It’s summertime, hot outside and only getting hotter! Did you know that heat stroke can happen very quickly to dogs? The consequences of a heat stroke can be extremely serious for our four-legged friends, sometimes leading to cardiac arrest. Each year, a high number of dogs continue to succumb to heat stroke.
Dogs do not sweat like humans do and their thermoregulation system is not optimal. Although they perspire through their paw pads, they primarily regulate their body temperature by panting.
Certain breeds are predisposed to heat stroke
Some dogs are more sensitive than others and certain breeds are even more so. This is the case of Iggy, our French bulldog and brand ambassador! With his flat face, our favorite dog knows that during the hot weather, walks should be taken either very early in the morning, very late in the evening or not at all. Also, it is essential to avoid hot asphalt. Indeed, brachycephalic breeds (with a flat face) like French bulldogs, English bulldogs and pugs are very sensitive to heat. Puppies, older dogs, overweight dogs and those with respiratory or heart diseases are also vulnerable and should be closely monitored.
What are the symptoms of heat stroke?
Dogs develop characteristic symptoms of heat stroke rapidly. These include an increased heart rate, intense and rapid panting, excessive drooling, a temperature higher than 40.5°C, difficulties walking, congested mucous membranes, despondency or prostration, and, if complications arise, vomiting, diarrhea, spontaneous bleeding, convulsions, and loss of consciousness, which can lead to the dog’s death.
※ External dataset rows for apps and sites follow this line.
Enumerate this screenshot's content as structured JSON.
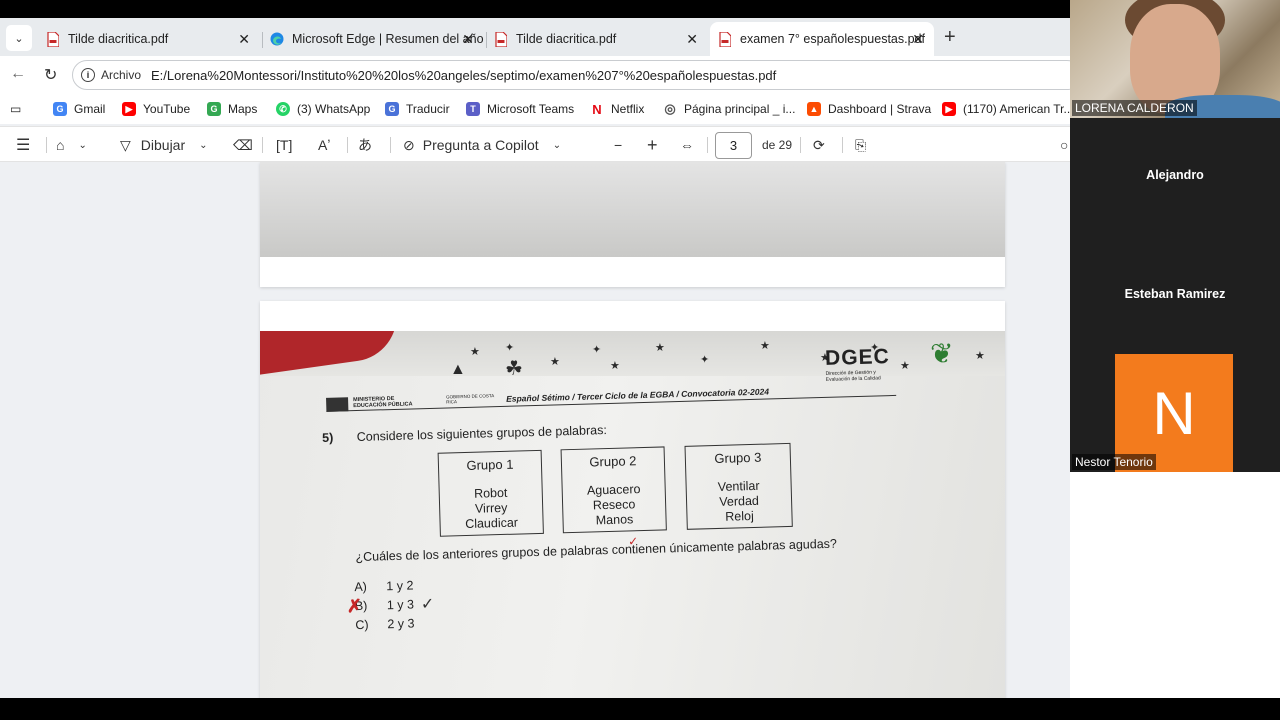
{
  "tabs": [
    {
      "title": "Tilde diacritica.pdf",
      "icon": "pdf-icon"
    },
    {
      "title": "Microsoft Edge | Resumen del año",
      "icon": "edge-icon"
    },
    {
      "title": "Tilde diacritica.pdf",
      "icon": "pdf-icon"
    },
    {
      "title": "examen 7° españolespuestas.pdf",
      "icon": "pdf-icon",
      "active": true
    }
  ],
  "address": {
    "label": "Archivo",
    "url": "E:/Lorena%20Montessori/Instituto%20%20los%20angeles/septimo/examen%207°%20españolespuestas.pdf"
  },
  "favorites": [
    {
      "label": "Gmail",
      "color": "#4285f4",
      "glyph": "G"
    },
    {
      "label": "YouTube",
      "color": "#ff0000",
      "glyph": "▶"
    },
    {
      "label": "Maps",
      "color": "#34a853",
      "glyph": "G"
    },
    {
      "label": "(3) WhatsApp",
      "color": "#25d366",
      "glyph": "✆"
    },
    {
      "label": "Traducir",
      "color": "#4a72d8",
      "glyph": "G"
    },
    {
      "label": "Microsoft Teams",
      "color": "#5b5fc7",
      "glyph": "T"
    },
    {
      "label": "Netflix",
      "color": "#e50914",
      "glyph": "N"
    },
    {
      "label": "Página principal _ i...",
      "color": "#666666",
      "glyph": "◎"
    },
    {
      "label": "Dashboard | Strava",
      "color": "#fc4c02",
      "glyph": "▲"
    },
    {
      "label": "(1170) American Tr...",
      "color": "#ff0000",
      "glyph": "▶"
    }
  ],
  "pdf_toolbar": {
    "draw_label": "Dibujar",
    "copilot_label": "Pregunta a Copilot",
    "page_number": "3",
    "page_total": "de 29"
  },
  "document": {
    "brand": "DGEC",
    "brand_sub": "Dirección de Gestión y Evaluación de la Calidad",
    "ministry": "MINISTERIO DE EDUCACIÓN PÚBLICA",
    "gov": "GOBIERNO DE COSTA RICA",
    "header_text": "Español Sétimo / Tercer Ciclo de la EGBA / Convocatoria 02-2024",
    "q_number": "5)",
    "q_intro": "Considere los siguientes grupos de palabras:",
    "groups": [
      {
        "title": "Grupo 1",
        "words": [
          "Robot",
          "Virrey",
          "Claudicar"
        ]
      },
      {
        "title": "Grupo 2",
        "words": [
          "Aguacero",
          "Reseco",
          "Manos"
        ]
      },
      {
        "title": "Grupo 3",
        "words": [
          "Ventilar",
          "Verdad",
          "Reloj"
        ]
      }
    ],
    "question": "¿Cuáles de los anteriores grupos de palabras contienen únicamente palabras agudas?",
    "options": [
      {
        "letter": "A)",
        "text": "1 y 2"
      },
      {
        "letter": "B)",
        "text": "1 y 3"
      },
      {
        "letter": "C)",
        "text": "2 y 3"
      }
    ]
  },
  "participants": {
    "main": "LORENA CALDERON",
    "p2": "Alejandro",
    "p3": "Esteban Ramirez",
    "p4": "Nestor Tenorio",
    "p4_initial": "N"
  }
}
What should I do?
It is always recommended to call your veterinarian, the one person who can correctly evaluate the seriousness and urgency of the situation. The first thing to do is to gradually lower your dog’s body temperature by placing him in the shade or a cool area. Gently and progressively spray or sponge your dog’s entire body with cool water. Avoid using water that is too cold, as it could prevent the proper evacuation of heat. Have your dog drink from a bowl of fresh water. Then, have him rest, and monitor him carefully. Delayed complications are always possible in the days following a heat stroke, so keep a close eye on him.
Did you know…Dogs can also get sunburned! And for short-haired dogs with light coats, avoid exposure to direct sunlight.
Take as few risks as possible. Remember to fill your dog’s water bowl regularly, change your habits, go out when it is cooler and stay in the shade as much as possible (don’t forget to take water with you), avoid hot sidewalks and, if you can, let him go for a swim or hose him down at the end of the day! And remember that even when parked in the shade, with the windows open, you never leave a dog in your car.